On August 21st, defense ministers of China and India vowed to keep peace on the border between the two countries.
As reported by the South China Morning Post, Chinese Defense Minister Wei Fenghe and Indian Prime Minister Narendra Modi vowed to maintain a peaceful border as the two militaries continue to work to repair their relationship.
The pledge to keep building trust between the two countries came during Chinese Defense Minister Wei Fenghe’s visit to New Delhi.
A Chinese Defense Ministry statement released on August 21st said that Wei, who is also a general in the People’s Liberation Army, while speaking with Modi said that friendly cooperation had become the main component of China and India’s inter-military relations. The statement further said that Defense Minister Wei will meet Indian Defence Minister Nirmala Sitharaman. They will discuss stability and security on the border.
“This visit … will deepen our bilateral military exchanges and cooperation on security, enhance mutual trust and push forward the new development of our military ties to protect peace on the border,” Wei said. In response Modi praised the “thousands of years of friendship” between the countries, also said that his previous meetings with Chinese President Xi Jinping had always resulted in good relations.
This is the first visit to India by a Chinese military leader since the escalation on the border between the two countries in 2017.
Between June 16th and August 28th, 2017, hundreds of Chinese and Indian troops engaged in a 73-day military confrontation in Doklam, an area claimed by both China and India’s ally Bhutan. The conflict arose due to China’s construction of a road there, to which India strongly objected.
It was the most serious confrontation between the two sides since the Sino-India border war in 1962.
A report by Global Security clarified that the McMahon Line boundary dispute is at the heart of relations between China and India. China has land and sea boundary issues with 14 neighbors, mostly for historical reasons. The Chinese have two major claims on what India deems its own territory. One claim, in the western sector, is on Aksai Chin in the northeastern section of Ladakh District in Jammu and Kashmir. The other claim is in the eastern sector over a region included in the British-designated North-East Frontier Agency, the disputed part of which India renamed Arunachal Pradesh and made a state. In the fight over these areas in 1962, the well-trained and well-armed troops of the Chinese People’s Liberation Army overpowered the ill-equipped Indian troops, who had not been properly acclimatized to fighting at high altitudes.
Although there is a general framework to settle the India-China border dispute, neither side can move forward with any agreement because a) both sides are “fundamentally distrustful of each other”; and b) domestic politics will prevent either side from making any concessions. Furthermore, according to the Global Security report domestic politics play a major role in the dispute, and neither side would be able to make concessions without angering their domestic audience. Although China is not a democracy like India, the Chinese Government is afraid of rousing a public that is already sensitive about border issues.
Since August 28th, 2017, Indian Prime Minister Narendra Modi has attended two summits hosted in China. He also had an unofficial meeting with Chinese President Xi Jinping in Wuhan, a city in central China in April 2018.
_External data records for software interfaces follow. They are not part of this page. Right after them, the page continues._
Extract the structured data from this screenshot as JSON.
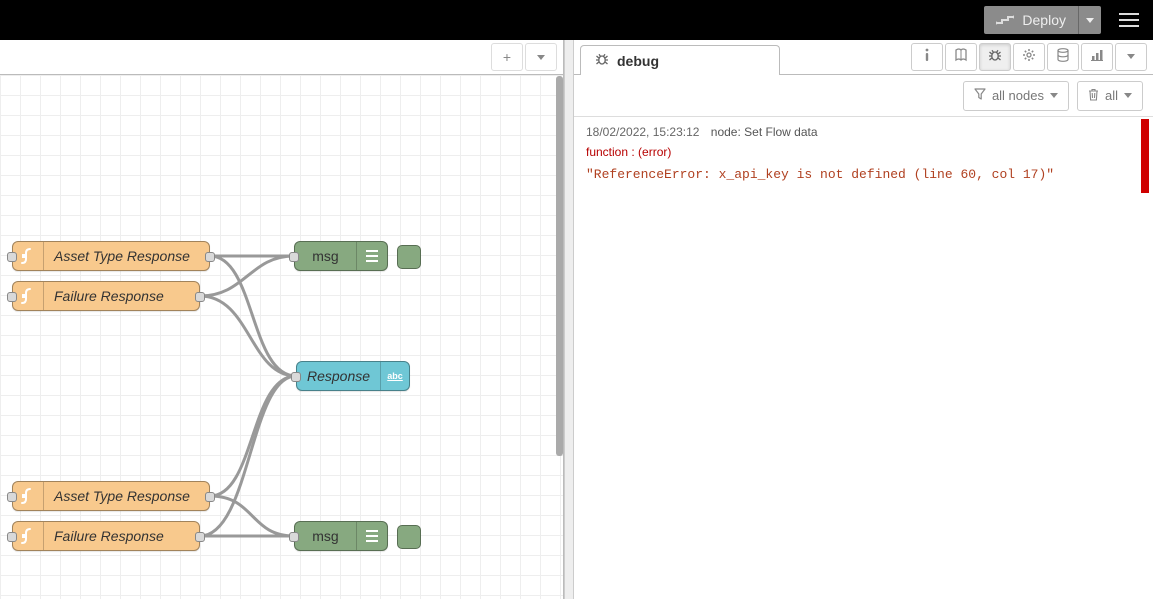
{
  "header": {
    "deploy_label": "Deploy"
  },
  "workspace": {
    "tabs": {
      "add_title": "+",
      "menu_title": "▾"
    }
  },
  "nodes": {
    "asset1": {
      "label": "Asset Type Response"
    },
    "failure1": {
      "label": "Failure Response"
    },
    "debug1": {
      "label": "msg"
    },
    "resp1": {
      "label": "Response"
    },
    "asset2": {
      "label": "Asset Type Response"
    },
    "failure2": {
      "label": "Failure Response"
    },
    "debug2": {
      "label": "msg"
    }
  },
  "sidebar": {
    "tab_label": "debug",
    "filter_label": "all nodes",
    "clear_label": "all"
  },
  "messages": [
    {
      "timestamp": "18/02/2022, 15:23:12",
      "node_label": "node: Set Flow data",
      "source": "function : (error)",
      "payload": "\"ReferenceError: x_api_key is not defined (line 60, col 17)\""
    }
  ]
}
As reported by the South China Morning Post, relations between the two countries have continued to improve in recent months. Xi and Modi met at the Shanghai Cooperation Organisation summit in June, as well as at an emerging market economies summit in July.
The two leaders are supposed to meet once more in Argentina in late 2018.